Undertow's move back to St. Louis has raised a few eyebrows around town, and questions abound: Will this make Undertow a "St. Louis label" that releases records by the city's best and brightest? Will this be the crucial ingredient in making our city a viable musical metropolis? Can a St. Louis rock explosion be far behind?
Both Ray and Grabau are clear in their goals to make the label a national entity, not just a Midwestern vanity label for a few local bands. "There is a certain kind of creative passion that comes out of people here, because they know they have to do it for themselves, and I think we have a certain DIY aesthetic that is very St. Louis. Part of me wants to say, 'Yeah, we're not going to be looking at St. Louis bands that closely, it's more of a national thing,'" says Ray. "On the other hand, I am influenced by the creativity that comes out of St. Louis when people have the scrappiness to do it for themselves, and they pull themselves up by their bootstraps here. Because no one is looking, you have to shout louder."
Despite these mixed feelings, Ray anticipates considering some local bands as potential acts. "I think probably just by proximity Chris and I may end up hiring a few more St. Louis bands than when Bob was doing it, but we're going to strive for it not to be a St. Louis label."

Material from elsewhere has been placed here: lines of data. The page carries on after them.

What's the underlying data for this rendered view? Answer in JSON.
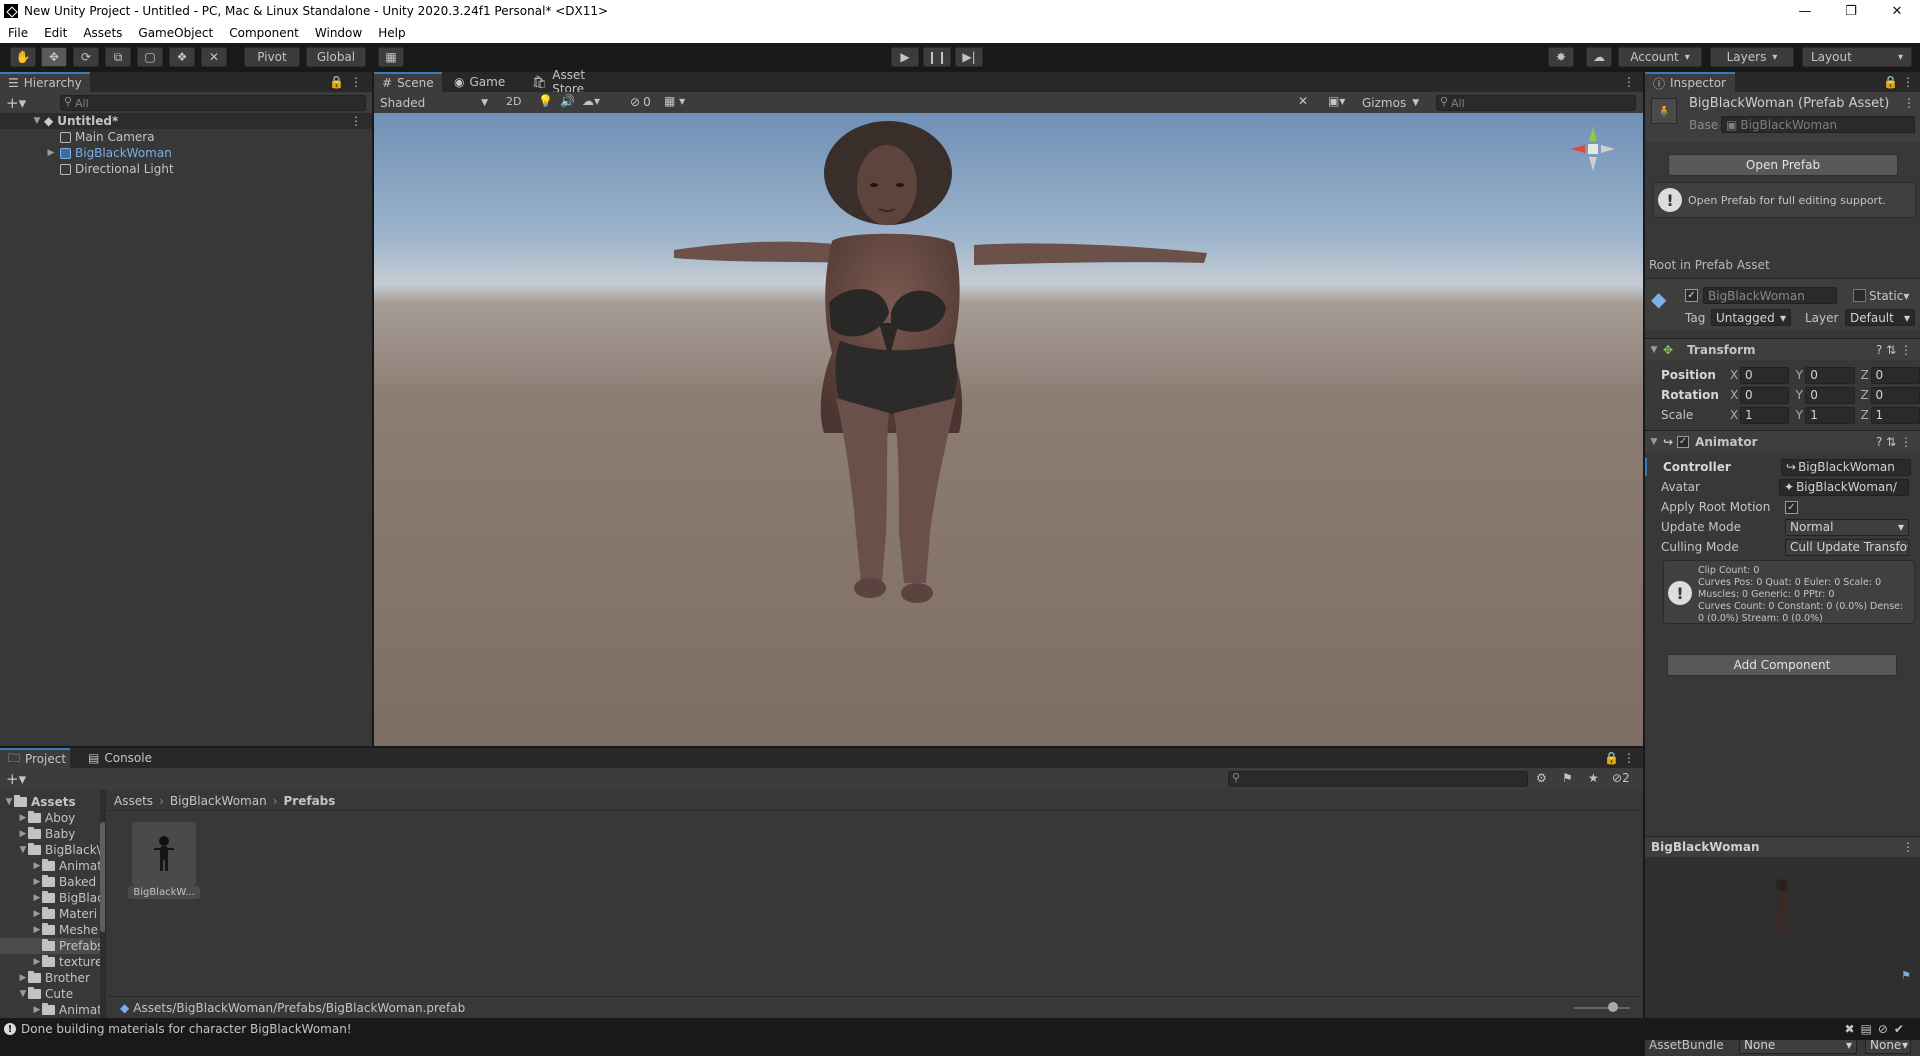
{
  "window": {
    "title": "New Unity Project - Untitled - PC, Mac & Linux Standalone - Unity 2020.3.24f1 Personal* <DX11>"
  },
  "menu": [
    "File",
    "Edit",
    "Assets",
    "GameObject",
    "Component",
    "Window",
    "Help"
  ],
  "toolbar": {
    "pivot": "Pivot",
    "global": "Global",
    "account": "Account",
    "layers": "Layers",
    "layout": "Layout"
  },
  "hierarchy": {
    "tab": "Hierarchy",
    "search_placeholder": "All",
    "scene": "Untitled*",
    "items": [
      "Main Camera",
      "BigBlackWoman",
      "Directional Light"
    ]
  },
  "scene_tabs": {
    "scene": "Scene",
    "game": "Game",
    "asset_store": "Asset Store"
  },
  "scene_toolbar": {
    "shading": "Shaded",
    "mode2d": "2D",
    "hidden_count": "0",
    "gizmos": "Gizmos",
    "search_placeholder": "All"
  },
  "inspector": {
    "tab": "Inspector",
    "asset_title": "BigBlackWoman (Prefab Asset)",
    "base_label": "Base",
    "base_value": "BigBlackWoman",
    "open_prefab": "Open Prefab",
    "open_prefab_help": "Open Prefab for full editing support.",
    "root_label": "Root in Prefab Asset",
    "object_name": "BigBlackWoman",
    "static_label": "Static",
    "tag_label": "Tag",
    "tag_value": "Untagged",
    "layer_label": "Layer",
    "layer_value": "Default",
    "transform": {
      "title": "Transform",
      "rows": [
        {
          "label": "Position",
          "x": "0",
          "y": "0",
          "z": "0"
        },
        {
          "label": "Rotation",
          "x": "0",
          "y": "0",
          "z": "0"
        },
        {
          "label": "Scale",
          "x": "1",
          "y": "1",
          "z": "1"
        }
      ]
    },
    "animator": {
      "title": "Animator",
      "controller_label": "Controller",
      "controller_value": "BigBlackWoman",
      "avatar_label": "Avatar",
      "avatar_value": "BigBlackWoman/",
      "apply_root_motion_label": "Apply Root Motion",
      "update_mode_label": "Update Mode",
      "update_mode_value": "Normal",
      "culling_mode_label": "Culling Mode",
      "culling_mode_value": "Cull Update Transfo",
      "info": [
        "Clip Count: 0",
        "Curves Pos: 0 Quat: 0 Euler: 0 Scale: 0",
        "Muscles: 0 Generic: 0 PPtr: 0",
        "Curves Count: 0 Constant: 0 (0.0%) Dense:",
        "0 (0.0%) Stream: 0 (0.0%)"
      ]
    },
    "add_component": "Add Component",
    "preview_title": "BigBlackWoman",
    "assetbundle_label": "AssetBundle",
    "assetbundle_value": "None",
    "assetbundle_variant": "None"
  },
  "project": {
    "tab": "Project",
    "console_tab": "Console",
    "hidden_count": "2",
    "tree": [
      {
        "label": "Assets",
        "depth": 0,
        "open": true,
        "bold": true
      },
      {
        "label": "Aboy",
        "depth": 1
      },
      {
        "label": "Baby",
        "depth": 1
      },
      {
        "label": "BigBlack\\",
        "depth": 1,
        "open": true
      },
      {
        "label": "Animat",
        "depth": 2
      },
      {
        "label": "Baked",
        "depth": 2
      },
      {
        "label": "BigBlac",
        "depth": 2
      },
      {
        "label": "Materi",
        "depth": 2
      },
      {
        "label": "Meshe",
        "depth": 2
      },
      {
        "label": "Prefabs",
        "depth": 2,
        "selected": true
      },
      {
        "label": "texture",
        "depth": 2
      },
      {
        "label": "Brother",
        "depth": 1
      },
      {
        "label": "Cute",
        "depth": 1,
        "open": true
      },
      {
        "label": "Animat",
        "depth": 2
      }
    ],
    "breadcrumb": [
      "Assets",
      "BigBlackWoman",
      "Prefabs"
    ],
    "asset_label": "BigBlackW...",
    "path": "Assets/BigBlackWoman/Prefabs/BigBlackWoman.prefab"
  },
  "status": {
    "message": "Done building materials for character BigBlackWoman!"
  },
  "colors": {
    "accent": "#3a79bb",
    "link_blue": "#7bafe6",
    "panel": "#383838",
    "toolbar": "#191919"
  }
}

Ray and Grabau are also concerned about being at the center of any supposed scene. "People divert their attention and think of it as a scene, but the people who are really doing a lot of things consider it a community atmosphere. They share musicians, they share equipment, they share resources," says Grabau.
"There are a lot more things that need to happen in St. Louis than just a record label. There's no one catchall. There already is a scene in St. Louis -- there isn't a competitive scene, it's communal. Undertow's role would be to be a part of the community -- the Chuck Berry project is an example of that," says Grabau.
The Chuck Berry project, a CD that Undertow will release later this year, will feature several St. Louis artists reinterpreting their favorite Chuck Berry songs. Artists signed on for the project include Jay Farrar, the Bottle Rockets, Fontella Bass and Murphy Lee.
So while Undertow Records may not be the linchpin to St. Louis' emergence as an indie-rock hotbed, you can expect the label to be an active member in the community and to release interesting, challenging music. For a label that values community over critical acclaim, St. Louis will be a good fit.